> **What you need to do**:
Among the records below, find each line that includes the string "image" and copy it.

[Data entries]
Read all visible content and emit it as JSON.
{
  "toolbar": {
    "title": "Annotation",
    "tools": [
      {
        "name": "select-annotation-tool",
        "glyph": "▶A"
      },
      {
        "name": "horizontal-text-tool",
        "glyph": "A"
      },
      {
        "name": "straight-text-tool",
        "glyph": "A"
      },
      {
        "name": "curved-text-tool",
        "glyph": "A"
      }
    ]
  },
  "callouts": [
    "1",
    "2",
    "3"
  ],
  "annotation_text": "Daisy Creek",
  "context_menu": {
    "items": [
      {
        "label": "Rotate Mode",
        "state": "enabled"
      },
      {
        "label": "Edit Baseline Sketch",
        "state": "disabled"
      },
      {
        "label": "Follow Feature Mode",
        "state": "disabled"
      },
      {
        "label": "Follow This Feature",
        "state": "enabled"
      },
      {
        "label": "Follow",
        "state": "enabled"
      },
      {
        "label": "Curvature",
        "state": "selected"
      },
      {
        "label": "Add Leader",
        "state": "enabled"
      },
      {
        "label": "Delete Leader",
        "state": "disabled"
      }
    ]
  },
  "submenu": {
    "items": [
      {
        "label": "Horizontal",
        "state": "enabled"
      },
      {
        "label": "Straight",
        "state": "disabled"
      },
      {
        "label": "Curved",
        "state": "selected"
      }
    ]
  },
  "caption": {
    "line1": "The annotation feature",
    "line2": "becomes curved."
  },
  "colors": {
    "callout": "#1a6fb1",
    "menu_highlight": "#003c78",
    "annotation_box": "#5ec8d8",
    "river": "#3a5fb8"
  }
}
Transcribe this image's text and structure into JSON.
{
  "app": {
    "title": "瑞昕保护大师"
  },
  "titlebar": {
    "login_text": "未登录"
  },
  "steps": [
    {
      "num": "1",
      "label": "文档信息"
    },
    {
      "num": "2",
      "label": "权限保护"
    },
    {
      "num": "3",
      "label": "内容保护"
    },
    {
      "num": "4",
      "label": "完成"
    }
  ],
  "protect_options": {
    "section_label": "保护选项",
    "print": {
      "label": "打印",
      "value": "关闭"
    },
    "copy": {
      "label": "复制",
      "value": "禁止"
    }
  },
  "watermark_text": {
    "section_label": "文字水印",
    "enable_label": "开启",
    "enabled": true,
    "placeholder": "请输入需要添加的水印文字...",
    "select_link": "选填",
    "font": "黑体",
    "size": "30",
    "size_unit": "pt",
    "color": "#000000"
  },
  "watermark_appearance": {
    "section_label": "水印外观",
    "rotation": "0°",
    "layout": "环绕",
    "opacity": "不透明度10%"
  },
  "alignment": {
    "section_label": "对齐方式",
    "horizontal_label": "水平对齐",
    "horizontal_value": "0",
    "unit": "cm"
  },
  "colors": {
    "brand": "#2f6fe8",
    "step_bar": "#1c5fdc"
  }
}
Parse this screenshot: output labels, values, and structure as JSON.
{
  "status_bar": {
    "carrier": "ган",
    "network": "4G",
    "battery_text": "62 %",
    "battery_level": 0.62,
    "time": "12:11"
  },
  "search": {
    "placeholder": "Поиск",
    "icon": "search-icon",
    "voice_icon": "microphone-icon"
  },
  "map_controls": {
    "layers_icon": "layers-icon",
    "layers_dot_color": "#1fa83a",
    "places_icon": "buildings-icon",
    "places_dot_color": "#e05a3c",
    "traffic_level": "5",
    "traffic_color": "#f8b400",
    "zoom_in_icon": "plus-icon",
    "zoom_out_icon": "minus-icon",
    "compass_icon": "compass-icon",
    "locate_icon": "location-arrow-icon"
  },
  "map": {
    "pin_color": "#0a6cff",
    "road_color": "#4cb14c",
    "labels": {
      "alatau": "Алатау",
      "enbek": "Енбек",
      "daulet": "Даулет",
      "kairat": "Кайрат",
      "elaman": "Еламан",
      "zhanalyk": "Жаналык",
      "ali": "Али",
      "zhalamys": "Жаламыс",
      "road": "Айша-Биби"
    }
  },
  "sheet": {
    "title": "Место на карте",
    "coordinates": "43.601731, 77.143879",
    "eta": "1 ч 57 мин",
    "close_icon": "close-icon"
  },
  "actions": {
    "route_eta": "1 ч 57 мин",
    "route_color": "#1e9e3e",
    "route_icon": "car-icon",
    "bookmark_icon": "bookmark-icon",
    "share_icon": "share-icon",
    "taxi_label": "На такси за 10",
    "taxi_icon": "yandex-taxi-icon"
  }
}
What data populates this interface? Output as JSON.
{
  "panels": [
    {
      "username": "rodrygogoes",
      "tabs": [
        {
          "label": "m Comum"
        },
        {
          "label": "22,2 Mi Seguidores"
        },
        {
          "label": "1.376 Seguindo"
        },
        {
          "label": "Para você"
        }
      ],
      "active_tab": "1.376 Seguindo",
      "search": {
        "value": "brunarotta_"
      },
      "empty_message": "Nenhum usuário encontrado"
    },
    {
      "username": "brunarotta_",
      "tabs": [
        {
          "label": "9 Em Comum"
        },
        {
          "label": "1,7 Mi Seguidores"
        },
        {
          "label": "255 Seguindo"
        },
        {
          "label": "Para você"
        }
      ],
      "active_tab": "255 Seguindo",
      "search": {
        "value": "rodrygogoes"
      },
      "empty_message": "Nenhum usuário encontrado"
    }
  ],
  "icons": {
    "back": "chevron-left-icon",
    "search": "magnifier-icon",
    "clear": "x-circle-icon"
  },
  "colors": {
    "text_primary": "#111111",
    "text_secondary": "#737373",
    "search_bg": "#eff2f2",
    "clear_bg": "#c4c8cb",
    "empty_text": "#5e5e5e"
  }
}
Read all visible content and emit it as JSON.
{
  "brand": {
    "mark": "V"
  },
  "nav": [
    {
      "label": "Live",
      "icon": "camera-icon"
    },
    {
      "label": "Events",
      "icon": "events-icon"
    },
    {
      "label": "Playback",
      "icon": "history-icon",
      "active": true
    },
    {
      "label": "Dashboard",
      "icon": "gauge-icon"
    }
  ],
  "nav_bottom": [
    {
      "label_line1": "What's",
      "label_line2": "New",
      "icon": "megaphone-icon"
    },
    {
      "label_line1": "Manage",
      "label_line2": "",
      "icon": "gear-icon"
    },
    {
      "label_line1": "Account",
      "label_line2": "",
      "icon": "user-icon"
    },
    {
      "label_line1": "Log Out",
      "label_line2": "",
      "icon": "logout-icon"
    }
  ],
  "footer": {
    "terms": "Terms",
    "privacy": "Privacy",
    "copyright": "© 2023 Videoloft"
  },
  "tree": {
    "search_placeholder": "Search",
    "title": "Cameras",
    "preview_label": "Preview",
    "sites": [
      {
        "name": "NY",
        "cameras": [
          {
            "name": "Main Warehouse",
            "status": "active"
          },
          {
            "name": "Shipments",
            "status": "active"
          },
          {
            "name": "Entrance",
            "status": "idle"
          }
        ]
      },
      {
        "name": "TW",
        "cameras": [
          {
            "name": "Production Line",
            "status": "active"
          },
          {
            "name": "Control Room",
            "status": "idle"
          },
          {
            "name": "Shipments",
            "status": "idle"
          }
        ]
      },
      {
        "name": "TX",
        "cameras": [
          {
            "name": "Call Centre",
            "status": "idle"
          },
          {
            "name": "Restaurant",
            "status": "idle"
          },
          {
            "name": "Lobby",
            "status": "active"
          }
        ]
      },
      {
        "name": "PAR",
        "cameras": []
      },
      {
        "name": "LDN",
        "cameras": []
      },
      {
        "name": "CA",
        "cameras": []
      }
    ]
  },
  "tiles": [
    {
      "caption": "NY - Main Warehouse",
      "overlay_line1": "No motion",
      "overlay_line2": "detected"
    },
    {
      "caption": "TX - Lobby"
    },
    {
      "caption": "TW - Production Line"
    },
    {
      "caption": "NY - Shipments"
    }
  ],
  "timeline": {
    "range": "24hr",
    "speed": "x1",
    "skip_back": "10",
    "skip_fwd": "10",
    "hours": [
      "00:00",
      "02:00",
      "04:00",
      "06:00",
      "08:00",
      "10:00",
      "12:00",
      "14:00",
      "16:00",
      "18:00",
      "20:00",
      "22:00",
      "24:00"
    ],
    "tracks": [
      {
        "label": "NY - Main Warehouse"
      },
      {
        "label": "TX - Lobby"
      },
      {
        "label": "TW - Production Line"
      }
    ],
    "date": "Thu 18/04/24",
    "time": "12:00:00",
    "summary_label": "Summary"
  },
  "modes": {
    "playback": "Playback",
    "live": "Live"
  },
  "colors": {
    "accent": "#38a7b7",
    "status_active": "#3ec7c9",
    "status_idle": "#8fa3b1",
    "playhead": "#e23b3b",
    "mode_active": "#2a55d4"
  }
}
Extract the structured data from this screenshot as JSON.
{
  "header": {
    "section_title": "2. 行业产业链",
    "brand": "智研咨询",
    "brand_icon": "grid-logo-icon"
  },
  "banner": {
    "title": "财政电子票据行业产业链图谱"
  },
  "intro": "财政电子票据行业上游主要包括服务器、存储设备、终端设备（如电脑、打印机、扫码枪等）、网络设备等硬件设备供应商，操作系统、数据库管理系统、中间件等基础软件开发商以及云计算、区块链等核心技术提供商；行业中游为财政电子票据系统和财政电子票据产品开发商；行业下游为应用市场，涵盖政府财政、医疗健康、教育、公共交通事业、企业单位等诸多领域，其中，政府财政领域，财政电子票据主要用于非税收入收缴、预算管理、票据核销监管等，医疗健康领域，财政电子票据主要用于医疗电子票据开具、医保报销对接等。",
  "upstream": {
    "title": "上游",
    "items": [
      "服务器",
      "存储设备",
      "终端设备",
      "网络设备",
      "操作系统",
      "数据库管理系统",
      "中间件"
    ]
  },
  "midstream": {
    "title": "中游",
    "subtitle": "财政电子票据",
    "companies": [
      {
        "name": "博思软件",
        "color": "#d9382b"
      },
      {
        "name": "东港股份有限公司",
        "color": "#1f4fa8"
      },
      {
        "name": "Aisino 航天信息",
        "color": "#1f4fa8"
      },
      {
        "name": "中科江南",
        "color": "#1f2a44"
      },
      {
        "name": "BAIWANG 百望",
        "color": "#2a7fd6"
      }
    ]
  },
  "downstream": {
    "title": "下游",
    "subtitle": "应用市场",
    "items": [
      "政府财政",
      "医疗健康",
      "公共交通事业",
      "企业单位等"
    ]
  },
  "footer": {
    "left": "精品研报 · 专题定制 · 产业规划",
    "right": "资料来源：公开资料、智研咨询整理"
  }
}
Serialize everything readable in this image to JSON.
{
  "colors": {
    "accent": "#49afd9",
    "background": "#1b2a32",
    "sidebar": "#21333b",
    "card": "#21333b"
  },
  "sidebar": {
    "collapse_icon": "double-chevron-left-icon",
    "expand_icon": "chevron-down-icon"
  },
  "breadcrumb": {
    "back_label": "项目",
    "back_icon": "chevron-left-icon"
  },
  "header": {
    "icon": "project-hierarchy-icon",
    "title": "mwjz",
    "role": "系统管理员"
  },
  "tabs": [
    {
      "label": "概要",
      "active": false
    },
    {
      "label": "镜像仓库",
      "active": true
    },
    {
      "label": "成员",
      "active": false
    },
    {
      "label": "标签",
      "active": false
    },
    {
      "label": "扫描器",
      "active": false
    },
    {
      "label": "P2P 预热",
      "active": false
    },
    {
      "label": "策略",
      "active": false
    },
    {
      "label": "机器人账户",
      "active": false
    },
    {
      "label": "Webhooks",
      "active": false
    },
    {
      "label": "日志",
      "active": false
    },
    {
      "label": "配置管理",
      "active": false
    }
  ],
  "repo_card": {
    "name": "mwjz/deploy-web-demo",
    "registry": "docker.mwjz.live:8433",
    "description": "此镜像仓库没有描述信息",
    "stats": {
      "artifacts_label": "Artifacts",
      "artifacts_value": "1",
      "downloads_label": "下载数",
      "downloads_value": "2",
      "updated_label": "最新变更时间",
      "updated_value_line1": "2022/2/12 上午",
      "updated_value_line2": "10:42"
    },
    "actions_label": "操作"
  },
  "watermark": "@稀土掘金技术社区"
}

> **Task solution**:
Transcribe this image's text and structure into JSON.
Serialize everything readable in this image to JSON.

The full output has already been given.